→ **About this task**: Search the data for "description". Return each matching line.

──────── The data

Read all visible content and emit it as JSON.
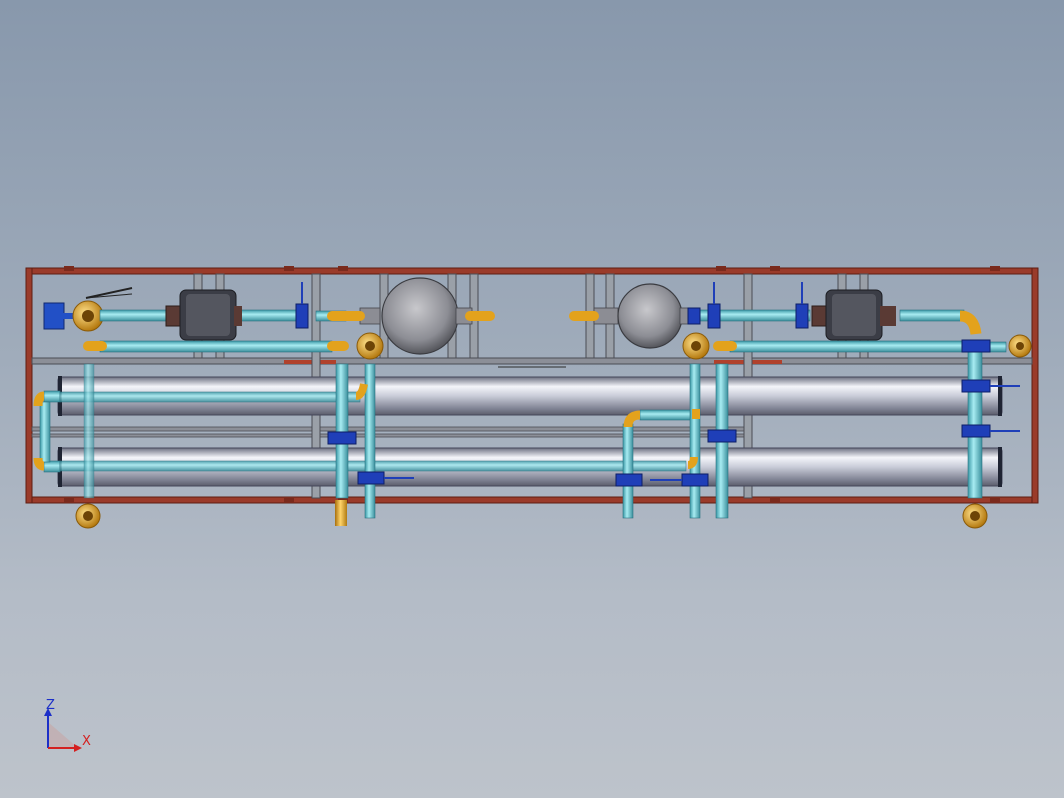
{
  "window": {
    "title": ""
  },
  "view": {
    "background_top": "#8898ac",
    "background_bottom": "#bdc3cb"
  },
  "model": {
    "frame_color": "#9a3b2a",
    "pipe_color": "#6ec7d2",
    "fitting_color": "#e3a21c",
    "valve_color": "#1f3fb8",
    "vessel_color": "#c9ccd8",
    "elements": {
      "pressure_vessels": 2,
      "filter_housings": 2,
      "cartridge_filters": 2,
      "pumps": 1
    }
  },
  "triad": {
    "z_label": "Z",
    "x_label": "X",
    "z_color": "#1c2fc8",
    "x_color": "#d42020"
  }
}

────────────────
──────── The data

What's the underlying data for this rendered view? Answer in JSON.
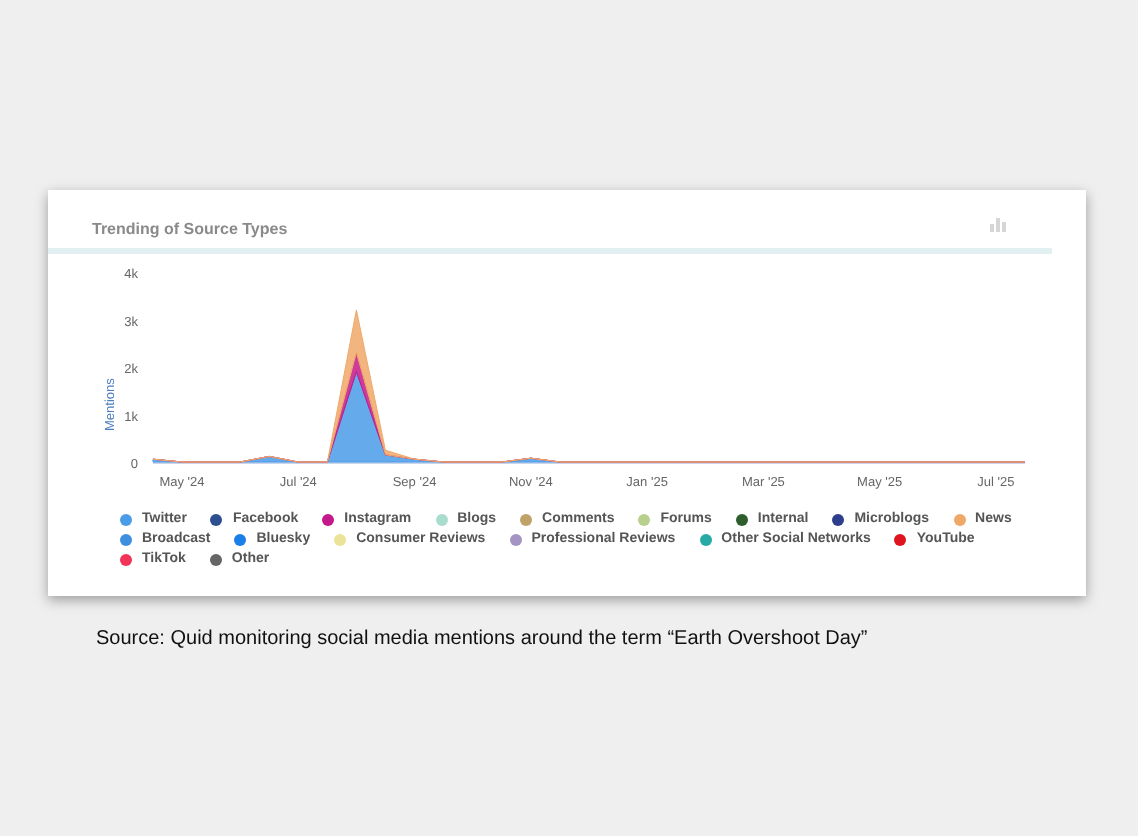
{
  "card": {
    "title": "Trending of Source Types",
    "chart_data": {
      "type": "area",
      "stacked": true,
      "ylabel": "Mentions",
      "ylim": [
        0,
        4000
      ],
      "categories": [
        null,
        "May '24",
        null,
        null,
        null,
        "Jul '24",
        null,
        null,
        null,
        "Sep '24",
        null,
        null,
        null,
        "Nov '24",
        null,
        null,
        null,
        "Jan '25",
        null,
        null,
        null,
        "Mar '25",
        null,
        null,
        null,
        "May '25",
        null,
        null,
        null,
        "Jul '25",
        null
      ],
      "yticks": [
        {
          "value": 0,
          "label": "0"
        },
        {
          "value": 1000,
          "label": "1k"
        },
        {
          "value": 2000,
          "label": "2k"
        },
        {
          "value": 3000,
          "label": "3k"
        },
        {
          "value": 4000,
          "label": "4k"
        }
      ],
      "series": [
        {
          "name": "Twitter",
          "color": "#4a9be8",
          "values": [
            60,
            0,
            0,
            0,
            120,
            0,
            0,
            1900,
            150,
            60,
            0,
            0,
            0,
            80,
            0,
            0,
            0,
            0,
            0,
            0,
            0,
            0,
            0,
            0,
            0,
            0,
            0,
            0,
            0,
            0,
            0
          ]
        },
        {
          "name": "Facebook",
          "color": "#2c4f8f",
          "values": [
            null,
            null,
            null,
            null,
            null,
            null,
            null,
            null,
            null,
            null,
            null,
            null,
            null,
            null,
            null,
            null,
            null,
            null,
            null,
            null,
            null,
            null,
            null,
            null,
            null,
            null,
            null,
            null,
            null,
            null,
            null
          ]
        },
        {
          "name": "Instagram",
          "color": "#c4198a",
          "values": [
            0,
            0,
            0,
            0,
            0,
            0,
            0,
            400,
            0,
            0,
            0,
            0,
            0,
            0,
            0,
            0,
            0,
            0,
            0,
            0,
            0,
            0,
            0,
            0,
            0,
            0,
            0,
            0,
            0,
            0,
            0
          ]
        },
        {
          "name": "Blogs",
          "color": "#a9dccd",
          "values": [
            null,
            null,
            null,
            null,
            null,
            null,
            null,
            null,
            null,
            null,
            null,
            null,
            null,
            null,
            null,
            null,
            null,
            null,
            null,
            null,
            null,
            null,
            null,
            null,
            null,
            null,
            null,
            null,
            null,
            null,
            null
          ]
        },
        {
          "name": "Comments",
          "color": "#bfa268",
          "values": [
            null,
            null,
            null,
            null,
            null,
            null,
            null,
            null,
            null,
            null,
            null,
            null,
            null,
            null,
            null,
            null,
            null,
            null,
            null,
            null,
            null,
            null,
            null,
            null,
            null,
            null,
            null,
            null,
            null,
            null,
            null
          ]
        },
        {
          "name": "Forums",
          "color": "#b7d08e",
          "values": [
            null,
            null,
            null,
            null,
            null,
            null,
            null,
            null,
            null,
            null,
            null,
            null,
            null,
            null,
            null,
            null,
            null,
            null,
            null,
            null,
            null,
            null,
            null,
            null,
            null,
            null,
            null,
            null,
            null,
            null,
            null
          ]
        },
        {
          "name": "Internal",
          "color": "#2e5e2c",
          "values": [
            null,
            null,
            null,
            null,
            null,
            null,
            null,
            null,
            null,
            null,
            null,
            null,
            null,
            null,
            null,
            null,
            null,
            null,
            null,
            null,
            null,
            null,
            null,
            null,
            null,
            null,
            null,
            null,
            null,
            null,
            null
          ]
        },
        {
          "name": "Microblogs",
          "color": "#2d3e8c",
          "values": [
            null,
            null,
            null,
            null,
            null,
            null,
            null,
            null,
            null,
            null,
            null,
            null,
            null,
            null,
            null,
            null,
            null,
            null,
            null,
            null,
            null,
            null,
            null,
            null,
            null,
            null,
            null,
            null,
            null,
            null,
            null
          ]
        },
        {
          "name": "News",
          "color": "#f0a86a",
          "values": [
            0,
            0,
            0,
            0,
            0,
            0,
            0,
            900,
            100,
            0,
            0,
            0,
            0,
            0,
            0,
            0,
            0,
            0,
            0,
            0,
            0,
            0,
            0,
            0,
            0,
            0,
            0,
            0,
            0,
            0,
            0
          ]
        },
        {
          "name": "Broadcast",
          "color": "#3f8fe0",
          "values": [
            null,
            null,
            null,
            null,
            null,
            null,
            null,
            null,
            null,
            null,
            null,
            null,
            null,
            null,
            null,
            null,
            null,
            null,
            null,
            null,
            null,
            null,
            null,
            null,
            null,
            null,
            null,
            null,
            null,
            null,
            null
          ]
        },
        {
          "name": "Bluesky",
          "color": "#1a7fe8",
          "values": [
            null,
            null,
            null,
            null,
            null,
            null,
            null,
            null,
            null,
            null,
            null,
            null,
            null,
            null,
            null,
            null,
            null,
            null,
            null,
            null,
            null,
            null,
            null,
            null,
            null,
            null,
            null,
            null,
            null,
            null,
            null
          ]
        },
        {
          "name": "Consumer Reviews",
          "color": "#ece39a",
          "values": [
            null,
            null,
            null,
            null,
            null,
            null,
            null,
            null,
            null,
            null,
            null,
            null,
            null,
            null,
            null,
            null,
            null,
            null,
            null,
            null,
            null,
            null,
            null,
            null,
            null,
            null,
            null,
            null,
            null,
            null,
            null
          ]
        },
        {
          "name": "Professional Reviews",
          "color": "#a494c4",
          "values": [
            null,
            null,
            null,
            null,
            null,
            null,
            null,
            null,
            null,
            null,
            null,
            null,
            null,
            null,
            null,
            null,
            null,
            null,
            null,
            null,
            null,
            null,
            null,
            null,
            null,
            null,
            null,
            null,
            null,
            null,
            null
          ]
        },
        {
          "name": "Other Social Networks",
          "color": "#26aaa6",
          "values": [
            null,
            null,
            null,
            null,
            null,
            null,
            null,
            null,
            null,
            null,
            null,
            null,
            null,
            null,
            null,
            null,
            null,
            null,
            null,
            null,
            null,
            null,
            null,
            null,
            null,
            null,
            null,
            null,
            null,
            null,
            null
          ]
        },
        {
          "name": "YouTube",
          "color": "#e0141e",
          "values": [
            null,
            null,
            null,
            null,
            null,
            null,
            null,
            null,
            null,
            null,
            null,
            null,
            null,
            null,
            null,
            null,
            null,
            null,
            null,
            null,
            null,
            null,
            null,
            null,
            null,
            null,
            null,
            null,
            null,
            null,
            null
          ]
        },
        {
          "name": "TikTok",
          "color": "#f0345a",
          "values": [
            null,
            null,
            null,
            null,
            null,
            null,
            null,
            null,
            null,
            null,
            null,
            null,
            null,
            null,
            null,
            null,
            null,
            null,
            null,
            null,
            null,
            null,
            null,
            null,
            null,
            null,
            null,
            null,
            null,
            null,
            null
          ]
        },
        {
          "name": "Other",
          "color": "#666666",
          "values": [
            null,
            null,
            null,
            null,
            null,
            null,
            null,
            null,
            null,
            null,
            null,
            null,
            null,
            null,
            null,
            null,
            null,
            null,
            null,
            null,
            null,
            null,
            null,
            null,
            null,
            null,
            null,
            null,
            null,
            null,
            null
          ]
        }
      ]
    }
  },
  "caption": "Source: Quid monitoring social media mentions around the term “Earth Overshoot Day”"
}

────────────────
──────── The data

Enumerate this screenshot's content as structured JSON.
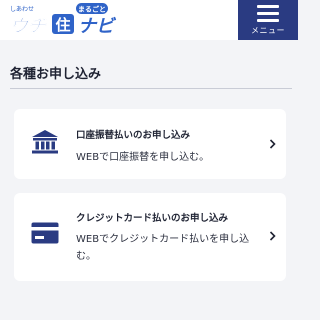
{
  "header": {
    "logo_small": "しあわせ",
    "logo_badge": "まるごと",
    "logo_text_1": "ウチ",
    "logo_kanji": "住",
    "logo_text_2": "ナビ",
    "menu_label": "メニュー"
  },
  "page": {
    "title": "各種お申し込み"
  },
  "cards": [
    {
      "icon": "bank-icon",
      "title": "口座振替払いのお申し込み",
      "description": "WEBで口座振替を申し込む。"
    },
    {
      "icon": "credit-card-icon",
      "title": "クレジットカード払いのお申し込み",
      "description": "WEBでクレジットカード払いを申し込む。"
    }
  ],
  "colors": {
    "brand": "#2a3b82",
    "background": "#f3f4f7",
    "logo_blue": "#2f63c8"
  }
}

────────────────

→ **Answer to the problem**:
      "description": "WEBで口座振替を申し込む。"
      "description": "WEBでクレジットカード払いを申し込む。"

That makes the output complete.